Whitfield County is among Georgia's leaders in vaccine distribution, according to a new data dashboard from the Georgia Department of Public Health that went live this week.
The dashboard was launched Monday after weeks of the state not having county-specific data. It fills an information void at a time when vaccine supply is varied across the state and even in Northwest Georgia.
Last week, public health officials with the Northwest Health District told the Times Free Press the state was working on getting a data dashboard set up and running that would show a clearer picture of how many people were getting the vaccine in each county. Previously, the health district only had the total number of vaccines for all 10 counties combined.
Similar to how the state's COVID-19 dashboard is managed, the vaccine dashboard will be updated every day at 3 p.m.
Aside from publishing county-specific vaccine numbers, the dashboard has the total number of vaccines delivered to Georgia from the federal government, the percent of vaccines shipped that have been administered and the number of vaccines administered broken down by race and ethnicity at a state level. However, those numbers are not yet available at the county level.
Logan Boss, spokesperson for the Northwest Georgia Health District, said in an email this week the health district most likely will generate a monthly county-specific report that has a race and ethnicity breakdown but "will have limitations."
In Northwest Georgia, that kind of information is most prevalent in Whitfield County, where more than a third of the population identifies as Hispanic.
In the Chattanooga region, the pace of the COVID-19 vaccine campaign is improving as supplies are steadily increasing. Lines are moving faster, and more doses are going into arms. Despite some of the improvements, confusion and demand that far exceeds supply haven't waned.
Although each state has a vaccination plan, that information changes regularly, and in Georgia's case the information seems to be catching up to the public's desire for it.
Statewide, Georgia has administered more than 15,500 vaccines per 100,000 residents. That includes 10,777 first doses and about 4,400 second doses per 100,000 residents.
In Northwest Georgia, the seven counties in the Times Free Press' coverage area show an average of 16,065 doses per 100,000 residents, just over the state average.
Whitfield County is administering by far the most vaccines with 29,200 per 100,000 residents. That figure doesn't include the thousands of doses administered at the Dalton Convention Center through the partnership with the city and county.
Dade County also is administering well above state averages at 20,028 doses per 100,000.
Walker County has by far the lowest administration rate at 8,060 doses per 100,000 residents.
Murray County (11,746), Catoosa County (13,185) and Gordon County (14,093) are all below the state average, while Chattooga County (16,145) is slightly above it.
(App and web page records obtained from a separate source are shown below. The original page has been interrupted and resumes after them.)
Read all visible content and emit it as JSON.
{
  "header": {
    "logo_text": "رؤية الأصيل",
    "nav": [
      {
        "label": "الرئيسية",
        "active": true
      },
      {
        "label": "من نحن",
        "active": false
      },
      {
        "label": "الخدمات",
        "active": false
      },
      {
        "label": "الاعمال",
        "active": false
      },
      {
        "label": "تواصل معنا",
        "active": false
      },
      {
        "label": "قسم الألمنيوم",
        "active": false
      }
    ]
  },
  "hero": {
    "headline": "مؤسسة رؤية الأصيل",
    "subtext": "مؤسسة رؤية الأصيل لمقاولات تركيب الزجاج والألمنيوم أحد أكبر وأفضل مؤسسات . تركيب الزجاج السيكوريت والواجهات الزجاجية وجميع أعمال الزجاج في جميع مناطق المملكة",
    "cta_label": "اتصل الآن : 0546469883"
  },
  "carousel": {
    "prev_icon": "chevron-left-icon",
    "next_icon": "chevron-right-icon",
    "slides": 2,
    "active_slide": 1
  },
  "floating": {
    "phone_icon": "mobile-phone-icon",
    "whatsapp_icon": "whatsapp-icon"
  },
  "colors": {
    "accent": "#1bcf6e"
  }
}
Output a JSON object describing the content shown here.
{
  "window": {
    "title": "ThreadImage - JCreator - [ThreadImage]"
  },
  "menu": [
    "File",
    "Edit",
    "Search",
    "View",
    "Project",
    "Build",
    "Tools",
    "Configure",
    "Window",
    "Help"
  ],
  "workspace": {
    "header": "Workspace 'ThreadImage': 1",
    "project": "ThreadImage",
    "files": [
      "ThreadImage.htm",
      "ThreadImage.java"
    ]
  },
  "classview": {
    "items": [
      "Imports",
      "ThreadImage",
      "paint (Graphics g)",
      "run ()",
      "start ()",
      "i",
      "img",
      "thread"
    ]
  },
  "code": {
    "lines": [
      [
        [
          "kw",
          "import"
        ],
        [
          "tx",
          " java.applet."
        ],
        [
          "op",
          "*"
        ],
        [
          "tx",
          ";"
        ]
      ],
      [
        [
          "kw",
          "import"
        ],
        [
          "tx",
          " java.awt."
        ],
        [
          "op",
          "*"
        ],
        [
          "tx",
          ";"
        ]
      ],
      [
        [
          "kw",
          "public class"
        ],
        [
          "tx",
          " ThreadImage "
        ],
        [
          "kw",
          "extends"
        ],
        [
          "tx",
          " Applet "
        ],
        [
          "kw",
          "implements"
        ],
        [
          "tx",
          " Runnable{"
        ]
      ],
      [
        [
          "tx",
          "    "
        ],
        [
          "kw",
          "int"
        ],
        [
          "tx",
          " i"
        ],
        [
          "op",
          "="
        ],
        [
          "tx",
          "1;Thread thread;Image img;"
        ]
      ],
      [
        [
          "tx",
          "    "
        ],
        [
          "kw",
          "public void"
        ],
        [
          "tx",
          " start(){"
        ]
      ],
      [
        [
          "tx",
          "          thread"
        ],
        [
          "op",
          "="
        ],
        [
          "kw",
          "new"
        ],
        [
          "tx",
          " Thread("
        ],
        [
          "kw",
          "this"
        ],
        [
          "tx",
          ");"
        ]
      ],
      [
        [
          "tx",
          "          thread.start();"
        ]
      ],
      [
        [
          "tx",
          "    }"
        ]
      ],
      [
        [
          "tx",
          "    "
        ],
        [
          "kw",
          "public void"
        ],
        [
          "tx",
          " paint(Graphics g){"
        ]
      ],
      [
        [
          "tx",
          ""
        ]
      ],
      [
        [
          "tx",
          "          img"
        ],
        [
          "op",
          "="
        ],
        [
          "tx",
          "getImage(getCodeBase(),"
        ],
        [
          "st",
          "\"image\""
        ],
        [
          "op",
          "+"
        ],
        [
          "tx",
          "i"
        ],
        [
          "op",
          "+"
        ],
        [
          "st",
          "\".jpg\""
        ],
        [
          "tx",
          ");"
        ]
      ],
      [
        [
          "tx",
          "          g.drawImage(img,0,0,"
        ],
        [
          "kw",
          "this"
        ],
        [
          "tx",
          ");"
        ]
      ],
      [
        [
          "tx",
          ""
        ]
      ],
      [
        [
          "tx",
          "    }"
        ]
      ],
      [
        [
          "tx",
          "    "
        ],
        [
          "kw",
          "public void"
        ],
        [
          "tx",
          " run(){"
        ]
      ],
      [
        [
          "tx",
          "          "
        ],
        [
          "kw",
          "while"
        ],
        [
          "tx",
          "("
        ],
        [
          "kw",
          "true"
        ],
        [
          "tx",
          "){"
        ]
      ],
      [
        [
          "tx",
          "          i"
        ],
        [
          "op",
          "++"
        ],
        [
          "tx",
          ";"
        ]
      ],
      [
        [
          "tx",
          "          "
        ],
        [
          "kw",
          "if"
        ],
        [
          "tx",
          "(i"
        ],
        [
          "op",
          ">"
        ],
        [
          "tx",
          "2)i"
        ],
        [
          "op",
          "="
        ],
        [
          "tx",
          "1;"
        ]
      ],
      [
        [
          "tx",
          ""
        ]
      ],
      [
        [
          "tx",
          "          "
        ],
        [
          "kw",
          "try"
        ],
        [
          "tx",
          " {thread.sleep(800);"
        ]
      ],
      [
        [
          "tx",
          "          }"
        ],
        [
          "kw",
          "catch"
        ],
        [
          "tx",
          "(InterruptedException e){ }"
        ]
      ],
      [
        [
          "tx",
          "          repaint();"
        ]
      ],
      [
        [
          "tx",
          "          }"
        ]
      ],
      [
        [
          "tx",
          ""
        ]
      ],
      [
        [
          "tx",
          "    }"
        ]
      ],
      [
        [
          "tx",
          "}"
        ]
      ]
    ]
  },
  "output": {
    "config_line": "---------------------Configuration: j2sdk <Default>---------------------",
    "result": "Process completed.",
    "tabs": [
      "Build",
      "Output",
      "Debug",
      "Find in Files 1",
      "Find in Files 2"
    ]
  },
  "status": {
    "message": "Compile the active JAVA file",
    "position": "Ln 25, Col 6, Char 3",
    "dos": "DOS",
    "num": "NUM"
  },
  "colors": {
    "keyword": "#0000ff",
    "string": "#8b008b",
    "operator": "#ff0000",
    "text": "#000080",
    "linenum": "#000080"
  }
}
On Thursday afternoon, Gov. Brian Kemp announced the state will set up four mass vaccinations sites to help with demand in the metro Atlanta area and in Albany, Clarkesville and Macon.
Contact Patrick Filbin at email@example.com or 423-757-6476. Follow him on Twitter @PatrickFilbin.